The Caledonia Furnace and a forge were later rebuilt by furnace manager John Sweeney and continued in operation until the early 1870s. However, some documentation suggests that the furnace was never rebuilt. In 1927, the Alpine Club reconstructed the furnace stack, on a reduced scale, and the blacksmith shop across the street from the furnace.
Make sure you check out the historic plaques around the furnace. They discuss how iron ore, limestone and charcoal were needed to operate a furnace, water power to operate the waterwheel and manpower to make the products.
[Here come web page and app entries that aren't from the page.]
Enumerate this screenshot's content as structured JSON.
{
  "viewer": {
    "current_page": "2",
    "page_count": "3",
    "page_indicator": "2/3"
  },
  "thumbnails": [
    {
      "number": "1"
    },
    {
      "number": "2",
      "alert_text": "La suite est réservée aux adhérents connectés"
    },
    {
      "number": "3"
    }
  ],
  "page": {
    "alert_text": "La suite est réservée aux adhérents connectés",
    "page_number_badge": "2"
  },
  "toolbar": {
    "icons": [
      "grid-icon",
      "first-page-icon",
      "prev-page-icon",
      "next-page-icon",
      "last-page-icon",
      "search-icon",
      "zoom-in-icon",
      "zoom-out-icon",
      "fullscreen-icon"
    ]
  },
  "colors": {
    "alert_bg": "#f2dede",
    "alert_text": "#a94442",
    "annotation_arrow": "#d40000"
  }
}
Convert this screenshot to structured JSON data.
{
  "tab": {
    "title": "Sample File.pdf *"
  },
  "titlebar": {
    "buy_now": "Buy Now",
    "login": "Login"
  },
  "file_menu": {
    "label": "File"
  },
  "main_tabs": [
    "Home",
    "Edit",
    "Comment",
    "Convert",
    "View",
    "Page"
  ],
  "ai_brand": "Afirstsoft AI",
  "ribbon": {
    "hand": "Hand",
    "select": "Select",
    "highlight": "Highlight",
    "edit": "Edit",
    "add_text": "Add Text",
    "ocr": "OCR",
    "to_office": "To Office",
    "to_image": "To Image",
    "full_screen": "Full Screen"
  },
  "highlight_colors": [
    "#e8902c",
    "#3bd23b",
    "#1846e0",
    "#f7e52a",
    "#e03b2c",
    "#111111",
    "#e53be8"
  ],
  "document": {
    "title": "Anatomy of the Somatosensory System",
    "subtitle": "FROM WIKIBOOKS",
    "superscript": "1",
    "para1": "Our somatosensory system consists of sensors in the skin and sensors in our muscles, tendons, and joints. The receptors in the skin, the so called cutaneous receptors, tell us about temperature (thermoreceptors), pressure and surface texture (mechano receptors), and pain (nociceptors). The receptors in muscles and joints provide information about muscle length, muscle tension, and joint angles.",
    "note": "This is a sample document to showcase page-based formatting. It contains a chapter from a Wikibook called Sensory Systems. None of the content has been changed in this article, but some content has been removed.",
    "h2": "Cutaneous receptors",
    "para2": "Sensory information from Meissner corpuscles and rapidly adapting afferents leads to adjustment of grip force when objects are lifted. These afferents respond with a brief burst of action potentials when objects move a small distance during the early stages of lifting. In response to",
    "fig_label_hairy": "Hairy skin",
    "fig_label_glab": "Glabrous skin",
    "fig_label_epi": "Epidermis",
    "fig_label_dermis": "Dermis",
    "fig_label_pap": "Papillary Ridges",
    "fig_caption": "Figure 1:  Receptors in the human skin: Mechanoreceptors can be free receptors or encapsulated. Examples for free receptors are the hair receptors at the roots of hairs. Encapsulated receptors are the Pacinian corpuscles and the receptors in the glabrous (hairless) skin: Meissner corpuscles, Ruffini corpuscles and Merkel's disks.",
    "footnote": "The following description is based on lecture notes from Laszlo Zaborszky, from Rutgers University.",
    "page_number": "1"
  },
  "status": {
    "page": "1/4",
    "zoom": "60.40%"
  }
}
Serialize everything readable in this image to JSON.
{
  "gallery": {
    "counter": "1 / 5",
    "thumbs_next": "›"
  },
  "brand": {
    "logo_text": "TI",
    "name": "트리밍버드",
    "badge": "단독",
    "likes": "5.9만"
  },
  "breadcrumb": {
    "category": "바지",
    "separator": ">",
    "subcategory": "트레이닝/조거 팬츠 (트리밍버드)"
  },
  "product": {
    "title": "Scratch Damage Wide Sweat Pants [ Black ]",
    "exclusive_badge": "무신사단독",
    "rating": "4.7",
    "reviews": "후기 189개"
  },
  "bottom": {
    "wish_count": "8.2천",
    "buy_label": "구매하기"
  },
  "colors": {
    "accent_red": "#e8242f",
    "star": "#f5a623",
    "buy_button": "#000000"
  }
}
If you continue up the stairs and go toward the Thaddeus Stevens Historic Trail, you will discover a wooden platform adjacent to the furnace race. This is where the giant waterwheel, which used the water flow from the stream to work the bellows for the furnace, was situated. As a child, I loved to see the waterfall spilling down toward the road. At the bridge, you have a choice of two trails. The Thaddeus Stevens Historic Trail is a flat trail that takes you out to the furnace dam where the stream’s flow was stopped to regulate the amount of water into the furnace race. Along the hillside, before arriving at the dam, structures reproducing a charcoal hearth are found.
One of the amazing facts about a 19th-century iron furnace is the charcoal
production. It took roughly eight to 10 days to burn an acre of wood from the forest to produce charcoal. A furnace working at normal temperature burned this amount of charcoal in 24 hours. If you would like to see the location of all 4 charcoal hearths during the operational period, continue on the Charcoal Hearth Trail up the hill. The hearths are well marked.
Check out the soil and see how black it is from the charcoal. The Charcoal Hearth Trail continues uphill and completes a 3-mile loop back to the furnace. There are no historic features past the first hearth close to the top of the hill, but have fun walking across
Graefenburg Hill with an elevation of 1522 feet above sea level. Just a note to those who want to try the Charcoal Hearth Trail — it is marked “most difficult” for a reason. The trail climbs nearly straight up for about fifteens before finally leveling off, and on the way down the other side of the loop, be prepared to brake frequently! It is not for the faint of heart, but is well worth the effort.
Obviously, seeing Carbaugh Run, the concrete arrow and Caledonia Furnace will take more than one day, but prioritize your visit and enjoy the trip. Those hills are alive with history and waiting for you to uncover them.